Every year since 2010, April 6 is California Poppy Day celebrating the California State Flower.
Poppy Day is celebrated in California schools, where activities are planned to showcase the flower along with other native plants.
The botanist Sara Allen Plummer Lemmon created the 1903 piece of legislation that nominated the golden poppy (Eschscholzia californica) as the state flower of California. The botanical name honors Johann Friedrich Von Eschscholz, who served as a doctor and surgeon onboard the Rurik world expedition in 1815.
In 1817, when the Rurik ended up in the San Francisco Bay area, the ship's botanist Adelbert von Chamisso ("Sha-ME-So") discovered the California poppy, which he named Eschscholzia californica after his friend Johanns Friedrich Von Eschscholz.
Finally, in an article in the San Francisco Call, May 15, 1898, called "The Prettiest Wild Flowers," Ettie C. Alexander shared her magnificent experiences collecting wildflowers around San Francisco before the turn-of-the-century.

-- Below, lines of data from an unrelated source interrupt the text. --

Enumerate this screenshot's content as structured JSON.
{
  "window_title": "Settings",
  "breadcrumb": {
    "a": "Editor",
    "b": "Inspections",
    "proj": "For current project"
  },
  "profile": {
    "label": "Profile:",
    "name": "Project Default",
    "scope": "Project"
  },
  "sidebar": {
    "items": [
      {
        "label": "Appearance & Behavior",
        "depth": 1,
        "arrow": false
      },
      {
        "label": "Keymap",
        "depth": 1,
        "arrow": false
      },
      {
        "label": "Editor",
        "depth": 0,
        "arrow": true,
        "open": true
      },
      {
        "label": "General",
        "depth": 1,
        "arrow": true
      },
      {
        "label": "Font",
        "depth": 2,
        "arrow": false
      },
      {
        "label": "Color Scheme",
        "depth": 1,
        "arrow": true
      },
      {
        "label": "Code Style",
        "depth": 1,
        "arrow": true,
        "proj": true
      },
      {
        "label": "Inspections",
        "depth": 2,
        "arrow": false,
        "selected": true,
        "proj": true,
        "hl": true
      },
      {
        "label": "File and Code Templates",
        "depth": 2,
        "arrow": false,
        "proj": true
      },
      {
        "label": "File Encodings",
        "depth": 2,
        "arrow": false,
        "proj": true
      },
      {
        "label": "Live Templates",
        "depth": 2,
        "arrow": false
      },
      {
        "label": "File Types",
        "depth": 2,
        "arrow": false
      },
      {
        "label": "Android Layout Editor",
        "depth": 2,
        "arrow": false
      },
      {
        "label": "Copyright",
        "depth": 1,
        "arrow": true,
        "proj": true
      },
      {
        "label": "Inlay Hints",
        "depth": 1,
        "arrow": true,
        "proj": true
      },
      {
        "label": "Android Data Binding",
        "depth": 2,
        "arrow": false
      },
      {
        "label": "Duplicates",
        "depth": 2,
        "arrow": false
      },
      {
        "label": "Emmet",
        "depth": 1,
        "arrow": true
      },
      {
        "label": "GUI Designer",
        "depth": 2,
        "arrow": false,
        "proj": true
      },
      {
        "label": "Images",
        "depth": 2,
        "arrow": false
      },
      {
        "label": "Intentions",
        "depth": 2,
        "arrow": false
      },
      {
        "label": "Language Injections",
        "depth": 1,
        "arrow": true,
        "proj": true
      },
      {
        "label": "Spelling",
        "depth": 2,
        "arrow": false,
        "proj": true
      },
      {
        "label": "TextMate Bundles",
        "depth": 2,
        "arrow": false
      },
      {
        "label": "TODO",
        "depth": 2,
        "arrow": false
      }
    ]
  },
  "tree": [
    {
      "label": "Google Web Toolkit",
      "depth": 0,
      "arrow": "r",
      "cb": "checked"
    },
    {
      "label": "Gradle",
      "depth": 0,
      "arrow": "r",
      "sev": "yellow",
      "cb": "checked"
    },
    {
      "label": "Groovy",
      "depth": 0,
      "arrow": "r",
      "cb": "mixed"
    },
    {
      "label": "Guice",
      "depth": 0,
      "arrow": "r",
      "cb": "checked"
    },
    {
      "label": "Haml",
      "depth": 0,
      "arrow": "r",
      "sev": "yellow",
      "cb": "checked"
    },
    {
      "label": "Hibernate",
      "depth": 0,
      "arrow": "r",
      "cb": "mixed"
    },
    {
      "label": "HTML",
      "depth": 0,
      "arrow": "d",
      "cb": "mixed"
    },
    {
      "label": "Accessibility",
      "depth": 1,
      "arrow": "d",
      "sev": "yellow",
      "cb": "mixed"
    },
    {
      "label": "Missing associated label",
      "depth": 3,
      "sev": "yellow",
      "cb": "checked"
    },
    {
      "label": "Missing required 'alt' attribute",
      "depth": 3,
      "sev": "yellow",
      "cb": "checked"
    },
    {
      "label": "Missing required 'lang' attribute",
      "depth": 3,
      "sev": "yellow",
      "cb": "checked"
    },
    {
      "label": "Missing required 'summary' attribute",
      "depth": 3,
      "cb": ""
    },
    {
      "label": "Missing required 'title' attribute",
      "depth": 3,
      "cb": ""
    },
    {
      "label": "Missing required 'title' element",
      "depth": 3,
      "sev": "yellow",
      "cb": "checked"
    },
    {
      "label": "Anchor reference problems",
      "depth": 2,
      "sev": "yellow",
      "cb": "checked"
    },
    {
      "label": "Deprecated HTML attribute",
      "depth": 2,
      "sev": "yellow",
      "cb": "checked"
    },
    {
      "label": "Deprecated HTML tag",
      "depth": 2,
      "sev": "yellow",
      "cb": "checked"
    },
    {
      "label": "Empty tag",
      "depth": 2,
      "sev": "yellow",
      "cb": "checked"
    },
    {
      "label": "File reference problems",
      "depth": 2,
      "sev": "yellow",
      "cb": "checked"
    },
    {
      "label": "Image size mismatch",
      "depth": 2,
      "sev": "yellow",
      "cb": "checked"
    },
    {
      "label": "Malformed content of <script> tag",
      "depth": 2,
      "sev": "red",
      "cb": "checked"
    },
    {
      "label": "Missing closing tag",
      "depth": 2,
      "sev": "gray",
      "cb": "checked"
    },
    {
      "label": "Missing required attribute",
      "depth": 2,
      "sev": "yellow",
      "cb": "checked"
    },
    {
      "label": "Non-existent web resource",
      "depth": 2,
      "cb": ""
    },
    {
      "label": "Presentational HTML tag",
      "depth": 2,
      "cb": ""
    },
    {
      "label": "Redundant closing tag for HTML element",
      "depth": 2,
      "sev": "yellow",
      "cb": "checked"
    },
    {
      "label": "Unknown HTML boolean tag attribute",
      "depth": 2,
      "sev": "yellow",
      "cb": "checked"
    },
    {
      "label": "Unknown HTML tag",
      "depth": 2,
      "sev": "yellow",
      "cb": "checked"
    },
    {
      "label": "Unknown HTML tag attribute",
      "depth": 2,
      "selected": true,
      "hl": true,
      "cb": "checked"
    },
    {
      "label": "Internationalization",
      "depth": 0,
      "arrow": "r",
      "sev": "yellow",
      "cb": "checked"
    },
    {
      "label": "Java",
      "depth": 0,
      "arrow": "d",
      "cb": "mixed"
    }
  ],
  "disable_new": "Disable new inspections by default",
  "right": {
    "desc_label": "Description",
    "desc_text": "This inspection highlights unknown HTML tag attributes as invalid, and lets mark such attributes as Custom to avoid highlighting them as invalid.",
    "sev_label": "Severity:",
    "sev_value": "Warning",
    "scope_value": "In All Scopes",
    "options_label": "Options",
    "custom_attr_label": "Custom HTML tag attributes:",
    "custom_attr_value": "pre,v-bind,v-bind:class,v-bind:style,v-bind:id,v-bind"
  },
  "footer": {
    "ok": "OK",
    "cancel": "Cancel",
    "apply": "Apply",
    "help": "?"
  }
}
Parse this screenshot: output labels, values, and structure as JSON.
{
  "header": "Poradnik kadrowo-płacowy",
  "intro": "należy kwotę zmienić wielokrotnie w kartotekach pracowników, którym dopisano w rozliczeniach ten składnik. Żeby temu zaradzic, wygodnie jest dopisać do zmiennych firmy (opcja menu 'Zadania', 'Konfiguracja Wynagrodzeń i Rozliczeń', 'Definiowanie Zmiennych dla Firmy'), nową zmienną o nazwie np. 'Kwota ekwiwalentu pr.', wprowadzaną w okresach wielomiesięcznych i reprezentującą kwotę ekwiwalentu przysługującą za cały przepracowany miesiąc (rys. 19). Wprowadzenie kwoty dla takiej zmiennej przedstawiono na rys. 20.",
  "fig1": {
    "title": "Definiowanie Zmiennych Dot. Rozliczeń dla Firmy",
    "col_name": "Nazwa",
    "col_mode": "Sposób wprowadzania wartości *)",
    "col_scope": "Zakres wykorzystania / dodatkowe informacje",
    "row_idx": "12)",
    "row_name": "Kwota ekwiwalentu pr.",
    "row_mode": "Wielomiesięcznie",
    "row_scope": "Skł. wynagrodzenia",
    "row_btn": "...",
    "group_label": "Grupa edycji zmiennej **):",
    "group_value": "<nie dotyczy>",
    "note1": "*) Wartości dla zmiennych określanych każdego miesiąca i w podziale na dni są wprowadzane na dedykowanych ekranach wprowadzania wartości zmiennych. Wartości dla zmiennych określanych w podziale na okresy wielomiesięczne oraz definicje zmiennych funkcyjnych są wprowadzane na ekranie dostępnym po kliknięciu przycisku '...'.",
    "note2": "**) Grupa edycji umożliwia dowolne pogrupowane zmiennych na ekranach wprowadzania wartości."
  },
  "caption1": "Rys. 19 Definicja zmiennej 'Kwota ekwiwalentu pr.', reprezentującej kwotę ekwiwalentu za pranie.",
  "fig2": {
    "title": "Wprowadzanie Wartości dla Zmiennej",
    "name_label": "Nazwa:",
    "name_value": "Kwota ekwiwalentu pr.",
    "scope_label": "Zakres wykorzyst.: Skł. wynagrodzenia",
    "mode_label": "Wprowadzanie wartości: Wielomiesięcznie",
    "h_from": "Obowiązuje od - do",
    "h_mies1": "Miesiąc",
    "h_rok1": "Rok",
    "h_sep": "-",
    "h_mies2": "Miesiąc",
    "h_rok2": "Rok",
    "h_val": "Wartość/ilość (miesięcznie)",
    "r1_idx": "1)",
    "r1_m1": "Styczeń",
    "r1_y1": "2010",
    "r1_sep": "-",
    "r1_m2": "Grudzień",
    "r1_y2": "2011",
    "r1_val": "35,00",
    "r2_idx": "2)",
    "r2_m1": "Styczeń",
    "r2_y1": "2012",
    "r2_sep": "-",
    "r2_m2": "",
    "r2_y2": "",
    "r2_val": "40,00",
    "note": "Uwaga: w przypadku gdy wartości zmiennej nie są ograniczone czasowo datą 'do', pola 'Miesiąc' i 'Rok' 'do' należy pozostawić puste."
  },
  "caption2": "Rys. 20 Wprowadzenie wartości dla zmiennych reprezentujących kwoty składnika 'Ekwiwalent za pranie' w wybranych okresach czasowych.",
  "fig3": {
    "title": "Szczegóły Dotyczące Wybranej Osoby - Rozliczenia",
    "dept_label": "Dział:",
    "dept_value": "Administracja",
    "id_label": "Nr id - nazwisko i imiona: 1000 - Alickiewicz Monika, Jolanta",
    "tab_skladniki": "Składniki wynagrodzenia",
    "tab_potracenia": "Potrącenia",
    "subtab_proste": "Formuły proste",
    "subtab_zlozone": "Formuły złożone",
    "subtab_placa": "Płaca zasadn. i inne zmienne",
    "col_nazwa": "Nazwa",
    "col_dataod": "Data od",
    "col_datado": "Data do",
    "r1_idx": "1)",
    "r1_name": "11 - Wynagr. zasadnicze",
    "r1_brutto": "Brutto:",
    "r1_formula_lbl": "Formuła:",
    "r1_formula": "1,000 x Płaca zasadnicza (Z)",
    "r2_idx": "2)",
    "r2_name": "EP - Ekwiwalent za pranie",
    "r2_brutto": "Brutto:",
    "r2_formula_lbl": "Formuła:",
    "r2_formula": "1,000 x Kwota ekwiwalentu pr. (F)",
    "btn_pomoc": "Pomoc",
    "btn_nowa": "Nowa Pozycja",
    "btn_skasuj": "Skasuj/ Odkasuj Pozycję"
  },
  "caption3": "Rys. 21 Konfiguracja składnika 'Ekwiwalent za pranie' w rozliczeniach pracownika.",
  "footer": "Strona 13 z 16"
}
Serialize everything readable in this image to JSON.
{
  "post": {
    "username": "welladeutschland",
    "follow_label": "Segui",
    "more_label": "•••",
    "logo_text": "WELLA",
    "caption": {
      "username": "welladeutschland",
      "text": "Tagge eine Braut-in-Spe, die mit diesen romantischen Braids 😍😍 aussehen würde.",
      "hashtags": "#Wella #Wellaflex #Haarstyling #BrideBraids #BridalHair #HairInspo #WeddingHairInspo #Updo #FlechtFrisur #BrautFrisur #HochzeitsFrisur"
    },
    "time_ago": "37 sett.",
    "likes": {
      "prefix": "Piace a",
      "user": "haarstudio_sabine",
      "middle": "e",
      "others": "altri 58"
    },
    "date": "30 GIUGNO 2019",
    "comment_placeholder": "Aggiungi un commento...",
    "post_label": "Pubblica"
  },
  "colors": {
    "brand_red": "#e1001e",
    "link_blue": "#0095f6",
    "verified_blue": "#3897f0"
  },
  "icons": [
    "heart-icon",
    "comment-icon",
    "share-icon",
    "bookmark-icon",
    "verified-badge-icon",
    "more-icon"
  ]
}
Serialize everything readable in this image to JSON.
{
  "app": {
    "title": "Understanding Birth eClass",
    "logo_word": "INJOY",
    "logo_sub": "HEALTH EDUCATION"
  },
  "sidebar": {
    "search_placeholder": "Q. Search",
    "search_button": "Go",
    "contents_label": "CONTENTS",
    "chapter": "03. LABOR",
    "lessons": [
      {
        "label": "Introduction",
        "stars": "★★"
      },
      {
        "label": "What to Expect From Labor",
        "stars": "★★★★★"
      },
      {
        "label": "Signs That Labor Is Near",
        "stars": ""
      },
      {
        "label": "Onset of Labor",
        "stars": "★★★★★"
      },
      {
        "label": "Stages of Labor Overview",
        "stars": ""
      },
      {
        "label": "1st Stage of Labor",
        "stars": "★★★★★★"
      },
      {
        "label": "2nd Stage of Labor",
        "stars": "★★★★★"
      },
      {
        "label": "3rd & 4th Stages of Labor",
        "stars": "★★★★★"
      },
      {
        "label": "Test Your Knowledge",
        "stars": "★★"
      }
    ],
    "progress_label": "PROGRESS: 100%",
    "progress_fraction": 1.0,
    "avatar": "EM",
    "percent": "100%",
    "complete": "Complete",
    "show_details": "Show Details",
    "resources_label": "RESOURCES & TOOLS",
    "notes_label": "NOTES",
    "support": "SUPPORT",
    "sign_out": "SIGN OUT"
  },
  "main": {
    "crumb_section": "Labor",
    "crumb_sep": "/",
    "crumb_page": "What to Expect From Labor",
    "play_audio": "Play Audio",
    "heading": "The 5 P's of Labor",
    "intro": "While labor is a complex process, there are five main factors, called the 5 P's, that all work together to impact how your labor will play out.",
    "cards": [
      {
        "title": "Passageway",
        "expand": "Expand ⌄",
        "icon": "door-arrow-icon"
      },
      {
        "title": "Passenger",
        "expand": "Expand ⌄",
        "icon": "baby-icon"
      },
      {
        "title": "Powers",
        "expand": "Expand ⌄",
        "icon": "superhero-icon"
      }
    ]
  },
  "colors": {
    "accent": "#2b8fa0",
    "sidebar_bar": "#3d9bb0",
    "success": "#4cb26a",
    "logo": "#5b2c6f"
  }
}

The article said that Ettie's wildflower collection was the best in the state of California.
Incredibly, Ettie had teamed up with a neighbor who was a chemist, and together they had worked to refine a process – a preservative – that would help her fresh-picked wildflowers retain their fresh-picked, original color.
Ettie's process worked remarkably well. Yet, she was never able to find a process to preserve the brilliant orange color of the poppy.